§ Exercise materials:
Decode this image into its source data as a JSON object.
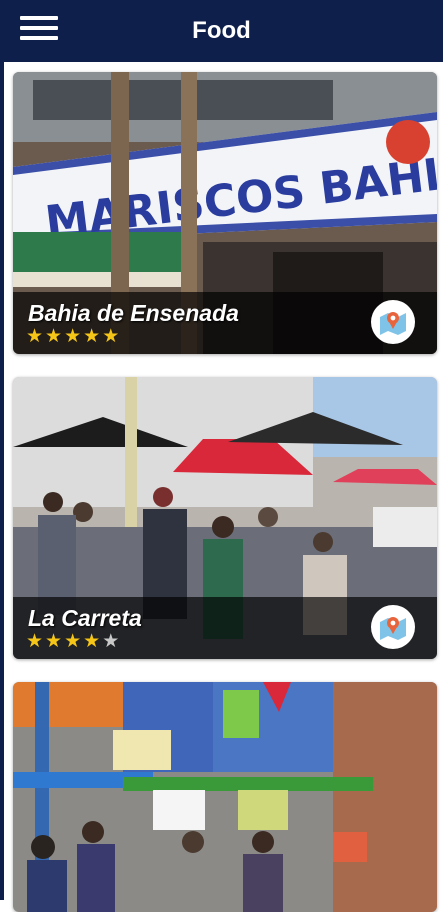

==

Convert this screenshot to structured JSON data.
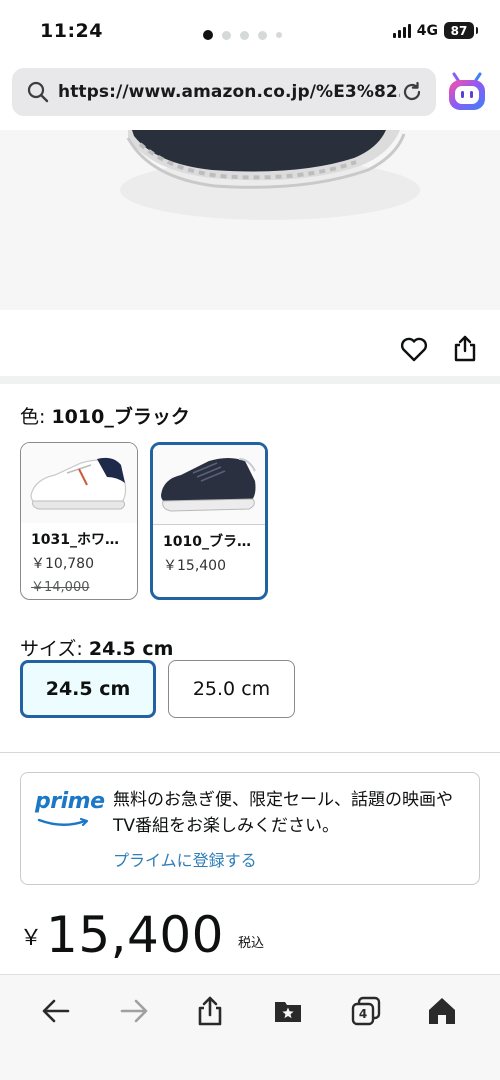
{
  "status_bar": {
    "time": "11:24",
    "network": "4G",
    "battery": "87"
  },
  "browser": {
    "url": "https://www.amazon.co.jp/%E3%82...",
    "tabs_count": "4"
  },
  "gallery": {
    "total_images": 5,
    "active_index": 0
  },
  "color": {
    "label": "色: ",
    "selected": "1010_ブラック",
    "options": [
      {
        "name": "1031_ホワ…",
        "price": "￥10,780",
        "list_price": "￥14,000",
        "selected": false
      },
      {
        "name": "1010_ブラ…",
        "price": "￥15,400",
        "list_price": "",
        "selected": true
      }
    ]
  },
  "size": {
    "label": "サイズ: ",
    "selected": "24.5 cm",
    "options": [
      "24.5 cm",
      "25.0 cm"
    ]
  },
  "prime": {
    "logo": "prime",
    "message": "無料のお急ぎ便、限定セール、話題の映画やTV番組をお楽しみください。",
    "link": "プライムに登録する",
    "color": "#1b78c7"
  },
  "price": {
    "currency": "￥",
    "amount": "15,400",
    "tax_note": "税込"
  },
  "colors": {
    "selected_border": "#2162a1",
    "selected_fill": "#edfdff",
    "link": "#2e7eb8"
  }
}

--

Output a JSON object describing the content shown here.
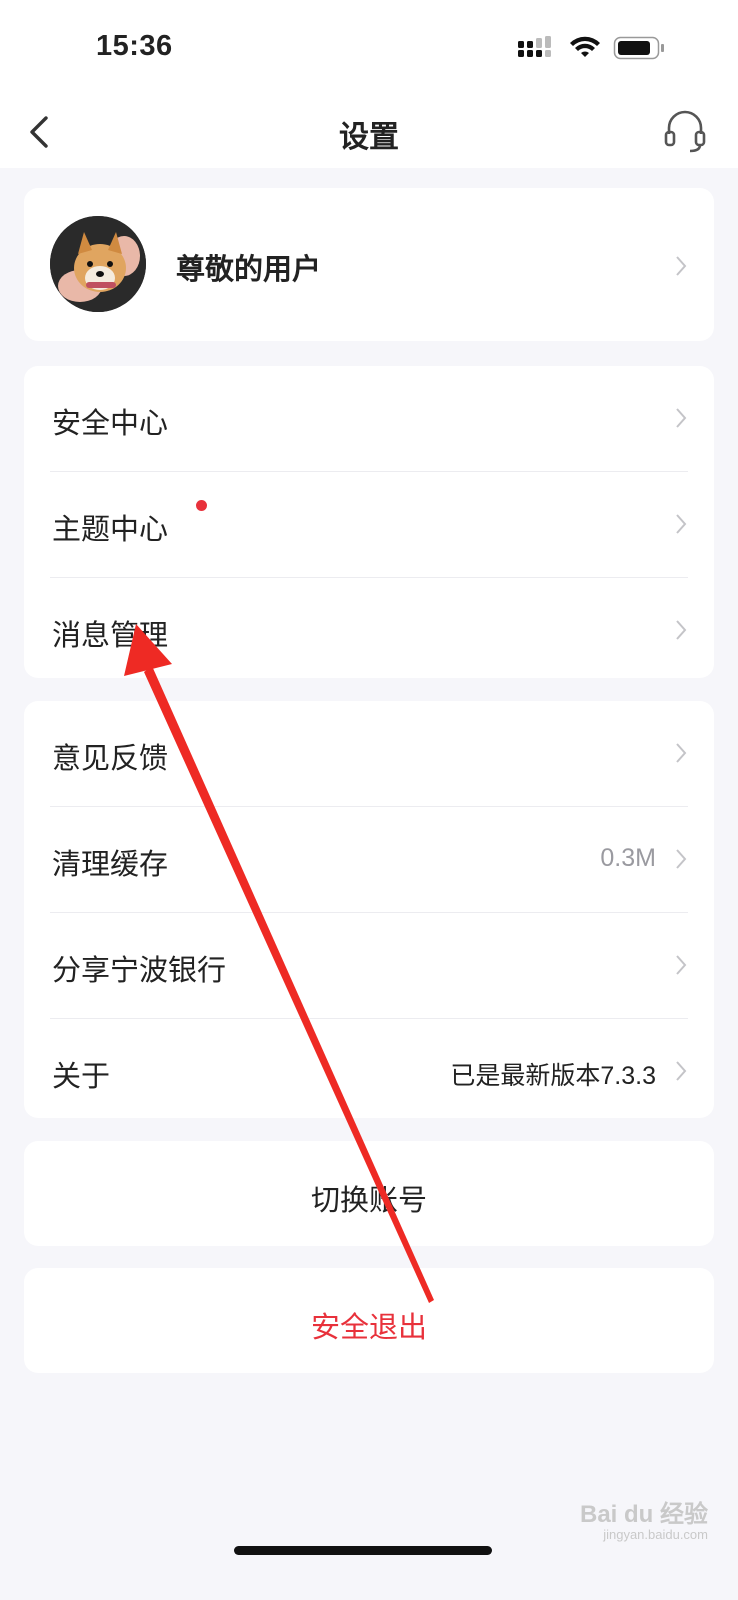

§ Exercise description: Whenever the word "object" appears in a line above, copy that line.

§ Written answer:
Decode this image into its source data as a JSON object.
Output a JSON object describing the content shown here.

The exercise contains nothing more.